Web page and app entries

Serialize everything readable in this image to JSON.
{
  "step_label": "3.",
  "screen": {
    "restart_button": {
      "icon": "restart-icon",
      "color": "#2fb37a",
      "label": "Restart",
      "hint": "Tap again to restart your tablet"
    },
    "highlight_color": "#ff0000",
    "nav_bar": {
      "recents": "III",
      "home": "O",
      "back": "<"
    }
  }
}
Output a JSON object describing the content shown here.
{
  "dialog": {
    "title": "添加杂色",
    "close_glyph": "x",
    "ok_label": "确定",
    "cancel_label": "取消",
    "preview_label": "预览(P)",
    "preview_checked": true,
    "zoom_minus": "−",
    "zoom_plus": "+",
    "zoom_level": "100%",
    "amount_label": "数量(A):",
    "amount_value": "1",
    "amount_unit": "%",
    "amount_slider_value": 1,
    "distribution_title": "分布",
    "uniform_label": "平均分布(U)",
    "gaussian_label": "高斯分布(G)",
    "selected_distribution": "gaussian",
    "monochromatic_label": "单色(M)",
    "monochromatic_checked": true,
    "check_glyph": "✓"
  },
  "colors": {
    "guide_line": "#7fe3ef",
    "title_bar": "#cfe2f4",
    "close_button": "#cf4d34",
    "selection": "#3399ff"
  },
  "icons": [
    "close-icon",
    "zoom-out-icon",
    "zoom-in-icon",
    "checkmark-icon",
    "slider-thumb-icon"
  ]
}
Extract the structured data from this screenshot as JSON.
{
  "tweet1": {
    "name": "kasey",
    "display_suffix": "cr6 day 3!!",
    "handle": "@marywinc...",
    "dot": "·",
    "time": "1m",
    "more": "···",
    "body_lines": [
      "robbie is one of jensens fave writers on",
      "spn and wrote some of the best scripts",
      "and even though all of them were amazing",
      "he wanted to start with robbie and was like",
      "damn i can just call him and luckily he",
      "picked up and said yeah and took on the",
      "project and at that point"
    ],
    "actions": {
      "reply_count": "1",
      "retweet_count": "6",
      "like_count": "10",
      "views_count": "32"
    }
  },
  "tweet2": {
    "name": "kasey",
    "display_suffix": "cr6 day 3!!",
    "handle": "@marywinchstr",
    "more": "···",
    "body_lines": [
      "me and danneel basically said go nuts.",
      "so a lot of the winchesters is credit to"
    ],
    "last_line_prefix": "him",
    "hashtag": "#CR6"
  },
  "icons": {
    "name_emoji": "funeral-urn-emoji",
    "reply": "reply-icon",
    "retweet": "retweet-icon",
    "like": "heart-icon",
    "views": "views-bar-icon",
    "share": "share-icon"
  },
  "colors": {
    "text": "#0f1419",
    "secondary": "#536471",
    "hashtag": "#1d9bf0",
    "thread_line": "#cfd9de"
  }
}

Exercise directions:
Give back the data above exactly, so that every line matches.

Solution below:
Serialize everything readable in this image to JSON.
{
  "step_label": "3.",
  "screen": {
    "restart_button": {
      "icon": "restart-icon",
      "color": "#2fb37a",
      "label": "Restart",
      "hint": "Tap again to restart your tablet"
    },
    "highlight_color": "#ff0000",
    "nav_bar": {
      "recents": "III",
      "home": "O",
      "back": "<"
    }
  }
}
Output a JSON object describing the content shown here.
{
  "dialog": {
    "title": "添加杂色",
    "close_glyph": "x",
    "ok_label": "确定",
    "cancel_label": "取消",
    "preview_label": "预览(P)",
    "preview_checked": true,
    "zoom_minus": "−",
    "zoom_plus": "+",
    "zoom_level": "100%",
    "amount_label": "数量(A):",
    "amount_value": "1",
    "amount_unit": "%",
    "amount_slider_value": 1,
    "distribution_title": "分布",
    "uniform_label": "平均分布(U)",
    "gaussian_label": "高斯分布(G)",
    "selected_distribution": "gaussian",
    "monochromatic_label": "单色(M)",
    "monochromatic_checked": true,
    "check_glyph": "✓"
  },
  "colors": {
    "guide_line": "#7fe3ef",
    "title_bar": "#cfe2f4",
    "close_button": "#cf4d34",
    "selection": "#3399ff"
  },
  "icons": [
    "close-icon",
    "zoom-out-icon",
    "zoom-in-icon",
    "checkmark-icon",
    "slider-thumb-icon"
  ]
}
Extract the structured data from this screenshot as JSON.
{
  "tweet1": {
    "name": "kasey",
    "display_suffix": "cr6 day 3!!",
    "handle": "@marywinc...",
    "dot": "·",
    "time": "1m",
    "more": "···",
    "body_lines": [
      "robbie is one of jensens fave writers on",
      "spn and wrote some of the best scripts",
      "and even though all of them were amazing",
      "he wanted to start with robbie and was like",
      "damn i can just call him and luckily he",
      "picked up and said yeah and took on the",
      "project and at that point"
    ],
    "actions": {
      "reply_count": "1",
      "retweet_count": "6",
      "like_count": "10",
      "views_count": "32"
    }
  },
  "tweet2": {
    "name": "kasey",
    "display_suffix": "cr6 day 3!!",
    "handle": "@marywinchstr",
    "more": "···",
    "body_lines": [
      "me and danneel basically said go nuts.",
      "so a lot of the winchesters is credit to"
    ],
    "last_line_prefix": "him",
    "hashtag": "#CR6"
  },
  "icons": {
    "name_emoji": "funeral-urn-emoji",
    "reply": "reply-icon",
    "retweet": "retweet-icon",
    "like": "heart-icon",
    "views": "views-bar-icon",
    "share": "share-icon"
  },
  "colors": {
    "text": "#0f1419",
    "secondary": "#536471",
    "hashtag": "#1d9bf0",
    "thread_line": "#cfd9de"
  }
}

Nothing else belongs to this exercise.